Saadia Gaon introduced ex nihilo creation into the readings of the Jewish bible in the 10th century CE in his work Book of Beliefs and Opinions where he imagines a God far more awesome and omnipotent than that of the rabbis, the traditional Jewish teachers who had so far dominated Judaism, whose God created the world from pre-existing matter.[28] Today Jews, like Christians, tend to believe in creation ex nihilo, although some Jewish scholars recognise that Genesis 1:1 recognises the pre-existence of matter to which God gives form.[29]

IslamicEdit

Islam shares with Christianity and Judaism the concept that God is First Cause and absolute creator; he did not create the world from pre-existing matter.[30]

See alsoEdit

ReferencesEdit

CitationsEdit

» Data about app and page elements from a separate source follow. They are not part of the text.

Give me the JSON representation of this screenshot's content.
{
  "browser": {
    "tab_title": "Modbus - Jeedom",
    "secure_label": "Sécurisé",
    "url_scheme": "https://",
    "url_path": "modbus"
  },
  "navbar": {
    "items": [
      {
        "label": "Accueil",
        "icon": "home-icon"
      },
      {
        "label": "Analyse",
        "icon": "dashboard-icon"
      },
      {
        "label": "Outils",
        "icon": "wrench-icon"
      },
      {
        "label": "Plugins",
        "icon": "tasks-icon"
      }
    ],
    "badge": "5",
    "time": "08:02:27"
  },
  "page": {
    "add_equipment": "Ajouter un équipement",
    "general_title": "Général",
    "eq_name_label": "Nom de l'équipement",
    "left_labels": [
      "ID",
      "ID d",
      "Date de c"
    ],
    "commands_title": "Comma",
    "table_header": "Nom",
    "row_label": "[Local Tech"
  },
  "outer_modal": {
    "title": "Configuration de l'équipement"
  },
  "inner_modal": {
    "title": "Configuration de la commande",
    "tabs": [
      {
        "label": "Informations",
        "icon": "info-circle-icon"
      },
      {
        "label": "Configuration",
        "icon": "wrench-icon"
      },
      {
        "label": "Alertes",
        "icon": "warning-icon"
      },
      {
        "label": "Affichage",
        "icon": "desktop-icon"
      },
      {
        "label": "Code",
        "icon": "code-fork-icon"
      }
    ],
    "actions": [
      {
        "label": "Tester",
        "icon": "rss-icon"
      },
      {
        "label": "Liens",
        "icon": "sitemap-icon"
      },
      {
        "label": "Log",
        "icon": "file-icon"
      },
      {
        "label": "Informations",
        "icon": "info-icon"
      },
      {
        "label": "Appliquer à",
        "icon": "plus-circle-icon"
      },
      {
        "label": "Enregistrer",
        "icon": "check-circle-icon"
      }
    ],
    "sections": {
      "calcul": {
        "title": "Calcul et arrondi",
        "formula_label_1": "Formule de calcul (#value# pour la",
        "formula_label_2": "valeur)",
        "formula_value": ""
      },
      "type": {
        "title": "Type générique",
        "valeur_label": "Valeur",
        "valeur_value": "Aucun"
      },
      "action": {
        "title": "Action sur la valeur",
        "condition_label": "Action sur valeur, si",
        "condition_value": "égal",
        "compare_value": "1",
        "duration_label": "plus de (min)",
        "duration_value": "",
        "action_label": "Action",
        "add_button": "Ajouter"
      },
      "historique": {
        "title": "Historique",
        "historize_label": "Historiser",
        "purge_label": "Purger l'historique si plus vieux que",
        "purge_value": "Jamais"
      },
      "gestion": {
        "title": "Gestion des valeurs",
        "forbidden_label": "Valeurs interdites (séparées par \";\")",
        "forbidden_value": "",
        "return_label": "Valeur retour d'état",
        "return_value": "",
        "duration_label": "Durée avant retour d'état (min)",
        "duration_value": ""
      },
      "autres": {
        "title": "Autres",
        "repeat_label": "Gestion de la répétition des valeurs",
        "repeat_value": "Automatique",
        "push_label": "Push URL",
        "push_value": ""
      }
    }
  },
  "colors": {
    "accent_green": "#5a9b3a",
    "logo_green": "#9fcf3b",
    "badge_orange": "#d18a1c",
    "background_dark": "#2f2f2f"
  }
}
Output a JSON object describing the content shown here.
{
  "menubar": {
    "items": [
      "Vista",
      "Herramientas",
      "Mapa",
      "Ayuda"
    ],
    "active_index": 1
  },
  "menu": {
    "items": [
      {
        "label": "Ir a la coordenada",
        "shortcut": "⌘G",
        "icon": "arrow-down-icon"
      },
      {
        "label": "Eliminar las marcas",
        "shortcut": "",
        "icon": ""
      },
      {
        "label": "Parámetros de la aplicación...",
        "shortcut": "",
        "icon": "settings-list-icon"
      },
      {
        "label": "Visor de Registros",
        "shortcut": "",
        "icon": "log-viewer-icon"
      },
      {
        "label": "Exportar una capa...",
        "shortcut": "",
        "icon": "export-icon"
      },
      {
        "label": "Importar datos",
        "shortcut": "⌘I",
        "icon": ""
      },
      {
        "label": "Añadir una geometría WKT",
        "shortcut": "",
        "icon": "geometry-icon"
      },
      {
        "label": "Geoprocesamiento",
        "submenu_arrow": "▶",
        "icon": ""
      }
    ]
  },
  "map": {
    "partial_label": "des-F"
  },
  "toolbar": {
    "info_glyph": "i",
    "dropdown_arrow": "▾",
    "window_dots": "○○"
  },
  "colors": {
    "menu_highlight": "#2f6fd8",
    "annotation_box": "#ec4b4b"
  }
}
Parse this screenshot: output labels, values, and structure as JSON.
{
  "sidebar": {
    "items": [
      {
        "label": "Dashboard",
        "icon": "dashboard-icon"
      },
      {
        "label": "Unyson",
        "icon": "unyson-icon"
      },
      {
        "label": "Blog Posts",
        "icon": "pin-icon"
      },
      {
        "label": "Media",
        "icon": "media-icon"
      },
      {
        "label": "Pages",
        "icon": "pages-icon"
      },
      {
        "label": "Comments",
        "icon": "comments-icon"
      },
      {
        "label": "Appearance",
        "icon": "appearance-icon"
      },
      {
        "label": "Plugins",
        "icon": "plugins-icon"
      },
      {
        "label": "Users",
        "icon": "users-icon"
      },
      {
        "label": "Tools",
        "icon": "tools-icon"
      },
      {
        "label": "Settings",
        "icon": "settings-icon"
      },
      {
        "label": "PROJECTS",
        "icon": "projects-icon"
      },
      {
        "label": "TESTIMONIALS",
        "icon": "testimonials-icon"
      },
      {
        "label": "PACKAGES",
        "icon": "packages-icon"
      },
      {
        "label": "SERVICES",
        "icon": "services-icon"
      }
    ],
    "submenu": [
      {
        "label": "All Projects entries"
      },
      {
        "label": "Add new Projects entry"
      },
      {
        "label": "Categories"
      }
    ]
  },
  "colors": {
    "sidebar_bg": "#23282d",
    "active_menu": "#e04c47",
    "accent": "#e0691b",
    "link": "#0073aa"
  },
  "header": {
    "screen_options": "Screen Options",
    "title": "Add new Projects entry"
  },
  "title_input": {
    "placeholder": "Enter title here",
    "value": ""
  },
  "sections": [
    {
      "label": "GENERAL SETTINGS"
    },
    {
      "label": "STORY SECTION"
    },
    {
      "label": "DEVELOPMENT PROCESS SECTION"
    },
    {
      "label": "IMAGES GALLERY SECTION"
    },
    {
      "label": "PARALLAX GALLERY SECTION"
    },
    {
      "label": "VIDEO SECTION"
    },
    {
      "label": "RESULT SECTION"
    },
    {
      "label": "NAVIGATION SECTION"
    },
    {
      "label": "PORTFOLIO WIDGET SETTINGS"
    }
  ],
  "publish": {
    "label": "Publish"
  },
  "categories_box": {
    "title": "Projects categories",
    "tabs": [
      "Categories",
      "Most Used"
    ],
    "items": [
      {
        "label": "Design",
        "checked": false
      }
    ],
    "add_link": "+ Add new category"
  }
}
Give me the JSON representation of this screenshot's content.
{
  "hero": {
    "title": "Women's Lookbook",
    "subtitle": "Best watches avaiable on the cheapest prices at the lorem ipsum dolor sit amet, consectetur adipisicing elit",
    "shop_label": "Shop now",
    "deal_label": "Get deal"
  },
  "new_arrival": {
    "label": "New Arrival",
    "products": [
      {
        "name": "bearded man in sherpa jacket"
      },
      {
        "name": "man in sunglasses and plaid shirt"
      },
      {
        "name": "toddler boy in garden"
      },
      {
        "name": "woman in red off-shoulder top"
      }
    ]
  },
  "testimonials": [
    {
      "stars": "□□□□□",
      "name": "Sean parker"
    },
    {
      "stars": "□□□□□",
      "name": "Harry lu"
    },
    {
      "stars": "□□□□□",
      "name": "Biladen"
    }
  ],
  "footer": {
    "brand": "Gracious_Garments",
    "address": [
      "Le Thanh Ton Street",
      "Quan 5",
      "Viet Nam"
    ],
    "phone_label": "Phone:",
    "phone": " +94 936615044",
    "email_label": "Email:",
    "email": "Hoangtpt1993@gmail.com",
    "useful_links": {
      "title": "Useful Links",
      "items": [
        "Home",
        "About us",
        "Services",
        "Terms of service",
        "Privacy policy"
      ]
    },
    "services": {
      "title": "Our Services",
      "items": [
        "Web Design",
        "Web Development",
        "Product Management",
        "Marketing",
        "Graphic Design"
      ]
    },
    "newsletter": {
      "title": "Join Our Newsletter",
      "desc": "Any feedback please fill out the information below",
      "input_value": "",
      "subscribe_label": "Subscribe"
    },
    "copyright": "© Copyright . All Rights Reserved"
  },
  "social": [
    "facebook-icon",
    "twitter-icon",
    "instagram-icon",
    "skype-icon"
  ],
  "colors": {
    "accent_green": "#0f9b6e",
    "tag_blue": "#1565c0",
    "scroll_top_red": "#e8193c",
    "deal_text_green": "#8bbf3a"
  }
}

  1. ^ Bunnin & Yu 2008, p. 149,"The doctrine of creation ex nihlo maintains that matter is not external and that no matter existed prior to the divine creative act at the initial moment of the of the cosmic process."
  2. ^ Van Till 1990, p. 114.
  3. ^ Pruss 2007, p. 291.
  4. ^ Berlin 2011, p. 188-189.
  5. ^ Andrews 2000, p. 36,48.
  6. ^ Wasilewska 2000, p. 45,49,54.
  7. ^ Wasilewska 2000, p. 49-51,56.
  8. ^ Wasilewska 2000, p. 58-59.
  9. ^ Gregory 2008, p. 21.
  10. ^ Berlin 2011, p. 189.
  11. ^ Bandstra 1999, pp. 38–39.
  12. ^ Blenkinsopp 2011, p. 30.
  13. ^ Walton 2006, p. 183.
  14. ^ Bunnin & Yu 2008, p. 149.
  15. ^ https://www.academia.edu/38393332/Harry_Austryn_Wolfson_The_Meaning_of_Ex_Nihilo_in_the_Church_Fathers_Arabic_and_Hebrew_Philosophy_and_St_Thomas_in_Urban_T_Holmes_Jr_and_Alex_J_Denomy_eds_Mediaeval_Studies_in_Honor_of_Jeremiah_Denis_Matthias_Ford_Cambridge_MA_Harvard_University_Press_1948_355_370
  16. ^ May 2004, p. 179.
  17. ^ Craig D. Allert (24 July 2018). Early Christian Readings of Genesis One: Patristic Exegesis and Literal Interpretation. InterVarsity Press. pp. 213–. ISBN 978-0-8308-8783-5.
  18. ^ Oord 2014, p. 32.
  19. ^ a b Oord 2014, p. 3-4.
  20. ^ Craig 2000, p. 105.
  21. ^ K. A. Mathews (1996). Genesis 1-11:26. B&H Publishing Group. pp. 141–. ISBN 978-0-8054-0101-1.
  22. ^ Paul Copan; William Lane Craig (June 2004). Creation Out of Nothing: A Biblical, Philosophical, and Scientific Exploration. Baker Academic. pp. 99–. ISBN 978-0-8010-2733-8.
  23. ^ James L. KUGEL; James L Kugel (30 June 2009). Traditions of the Bible: A Guide to the Bible As It Was at the Start of the Common Era. Harvard University Press. pp. 62–. ISBN 978-0-674-03976-6.
  24. ^ Wolters 1994, p. 109-110.
  25. ^ David B. Burrell; Carlo Cogliati; Janet M. Soskice; William R. Stoeger (2 September 2010). Creation and the God of Abraham. Cambridge University Press. pp. 33–. ISBN 978-1-139-49078-8.
  26. ^ May 2004, p. 10.
  27. ^ Institute for Christian Studies (1994). Hellenization Revisited: Shaping a Christian Response Within the Greco-Roman World. University Press of America. pp. 115–. ISBN 978-0-8191-9544-9.
  28. ^ Satlow 2006, p. 201-203.
  29. ^ Karesh & Hurvitz 2005, p. 103-104.
  30. ^ Friemuth 2013, p. 128.

BibliographyEdit